**TASK BRIEF**: Search the material below for the string "Layers" and extract each line that has it.

**DATA SECTION**:
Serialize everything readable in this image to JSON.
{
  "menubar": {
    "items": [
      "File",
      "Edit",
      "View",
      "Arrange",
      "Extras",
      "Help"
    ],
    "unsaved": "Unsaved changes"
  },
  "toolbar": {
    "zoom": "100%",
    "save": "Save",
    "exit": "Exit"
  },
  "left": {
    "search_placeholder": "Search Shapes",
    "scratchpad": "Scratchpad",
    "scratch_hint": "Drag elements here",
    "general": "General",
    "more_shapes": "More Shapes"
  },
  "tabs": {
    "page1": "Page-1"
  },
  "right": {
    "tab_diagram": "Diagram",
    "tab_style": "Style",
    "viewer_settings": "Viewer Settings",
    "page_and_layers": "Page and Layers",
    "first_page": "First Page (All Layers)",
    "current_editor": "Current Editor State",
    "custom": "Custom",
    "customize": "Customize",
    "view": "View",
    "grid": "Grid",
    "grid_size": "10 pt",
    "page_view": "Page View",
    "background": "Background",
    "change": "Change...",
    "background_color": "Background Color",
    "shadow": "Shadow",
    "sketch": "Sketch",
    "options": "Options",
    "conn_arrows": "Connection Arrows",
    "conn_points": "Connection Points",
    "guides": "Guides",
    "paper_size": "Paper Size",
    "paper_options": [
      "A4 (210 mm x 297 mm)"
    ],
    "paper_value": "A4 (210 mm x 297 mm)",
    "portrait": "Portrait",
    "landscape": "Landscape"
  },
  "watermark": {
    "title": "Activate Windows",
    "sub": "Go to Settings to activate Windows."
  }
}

**RESPONSE BOX**:
    "page_and_layers": "Page and Layers",
    "first_page": "First Page (All Layers)",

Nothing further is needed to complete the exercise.